On Planet Burch

christopher burch

If you are shooting for the Moon but find the path overly ciruitous, your luck might send you into the orbit of ‘Planet Burch’.

Its eponymous creator has propelled many a project into the stratosphere of global success using sound judgement and a good dose of old-fashioned intuition, exactly as frontier-breaking mavericks have done since times immemorial.

Christopher Burch is a fascinating study in what happens when style melds with substance: a debonair man with an unerring knack for identifying concepts that capture the zeitgeist to become world-class brands, incubated and funded by his Burch Creative Capital vehicle.

‘Creative’ is an operative word in Burch speak. His Forbes profile states, rather one-dimensionally, that he made his fortune in fashion and Burch himself, when asked whether he had more success with fashion or property, cites the former after a moment’s hesitation.

His second name is, to many, instantly recognisable for the iconic brand he co-founded with his former wife Tory but the man is much larger than this, or even the sum total of the brands he’s pioneered.

Like all creative people, he comes across as somewhat unconventional but unlike most, he is capable of self-deprecating humour.

The Burch portfolio of investments is an interesting ecosystem of companies that focus on anything from investment advice, to health care, to clean energy, to entertainment, to publishing, to social networking, to organic food and luxury bottled water, to a spade of innovative tech apps, to yes, you guessed it, design and fashion, and even a high end branded hotel group.

It is, in fact, a global universe of brands that runs the full gamut of contemporary culture and also includes that ultimate one person brand, Ellen de Generis, in the shape of her ED style label.

ED must have been a no-brainer for them both – she is already an iconic figure with a much admired personal taste and vision which, when properly packaged, could spawn a global empire; Burch is a savvy investor who maximised the potential of his former wife.

He speaks warmly of de Generis, “an amazing creative talent”, and here is the crux: there has to be chemistry between him and the individual(s) behind the project – to engender what he describes as ‘creative leverage’.

Which is why, when pressed on the formula of success, he says he is good at analysing people –an entirely plausible assertion because, taking a great idea and transforming it into a disruptive force requires more than just number-crunching.

His Cocoon9 project a good case in point. A building model for the 21st century, it turns traditional living on its head by compressing all that a millennial is likely to need into one neat, environmentally friendly, pre-fabricated pod with seriously cool, à la Burch, credentials in the style and new tech stakes.

Having built, renovated, enhanced and launched countless properties, Burch is now focused on the Indonesian island of Sumba and the NIHIWATU resort there which he acquired together with South-Africa born hotelier James McBride in 2012. NIHIWATU has since been voted as the best hotel in the world but also represents an interesting exercise in philanthropy.

The hotel is a generous supporter of the Sumba Foundation, which does all the things a community-focused project does, i.e. improving the lot of the local population through a mix of jobs and medical facilities, alleviating poverty and building sustainable infrastructure, but with an important twist.

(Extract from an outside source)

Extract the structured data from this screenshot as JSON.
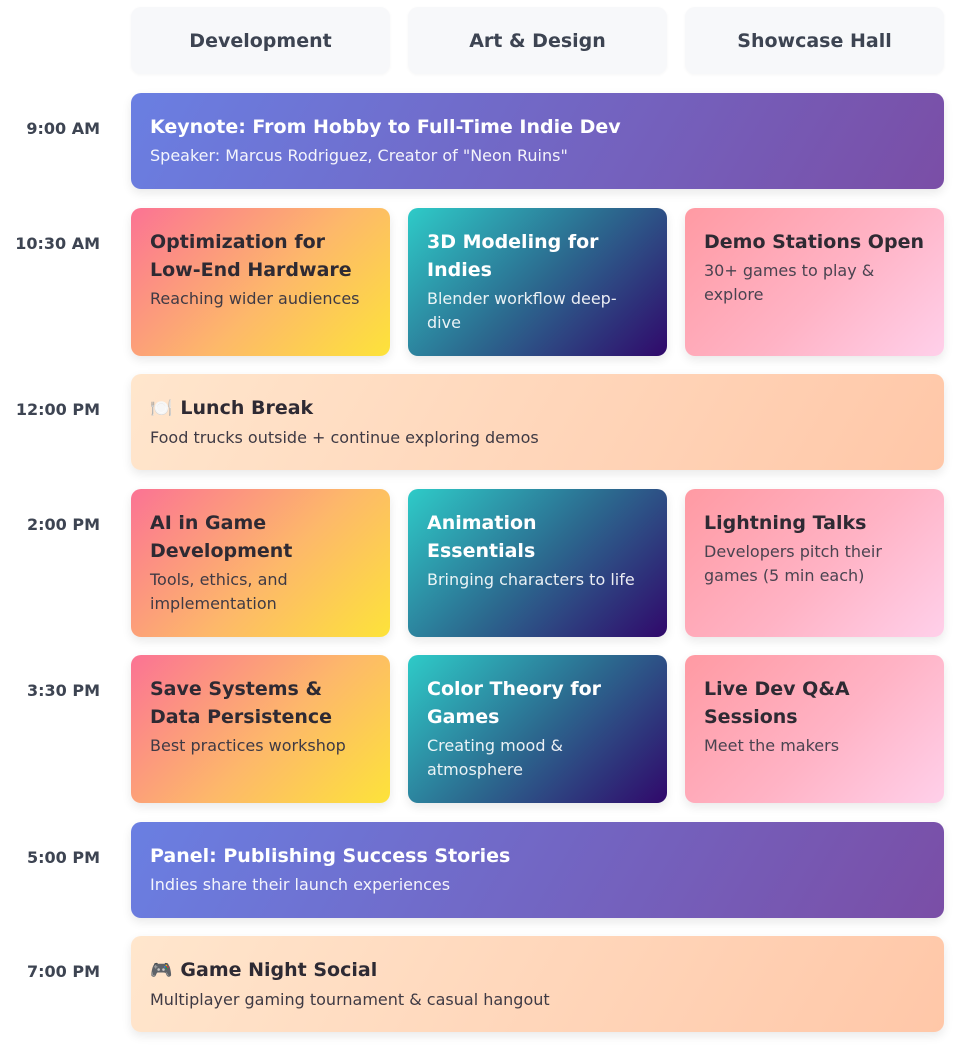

While the hotel is ultra-luxurious, it is, Burch says, but a dot (with a tiny carbon footprint) on an island twice as large as Papua New Guinea.

Understanding the complex interplay between introducing the modern world to one that remains as primitive as it was hundreds of years ago, Burch keeps intervention – and help – proportionate.

For the ultimate “disrupter”, he takes care not to disturb the environment because a small tip of the scale reverses the effect of the ecological approach.

Using the philanthro-capitalist model that is well-established in parts of Africa, he has instilled in guests of the resort a culture of taking active interest in the wellbeing of the islanders. The impact on visitors, while not so easy to measure, is immediate and often greater than the impact on the islanders, says Burch.  Fostering the giver syndrome (of feeling good about something admirable you’ve accomplished) is something most philanthropic foundations aim for, but few achieve as spectacularly as Sumba does. The island’s rugged natural beauty, its inhabitants’ capsule lifestyle and resource-based economy, as well as the “Burch Touch” undoubtedly help.

Christopher Burch is also a major supporter of a very particular program at the NYU Langone medical center, called the Care Curriculum. The initiative places emphasis on the relationship between care professional and patient, an often overlooked component that promotes health and wellbeing, and educates physicians in “the art of providing medical care”.

Ultimately, Burch is someone who not only understands, but has the capacity and wherewithal to shape popular cultural perceptions and expectations  –  a formidable quality because,  creating and building “sexy” brands does not always guarantee success –  turning them into cultural references, integrated into the fabric of society, does.

Photography by Udo Spreitzenbarth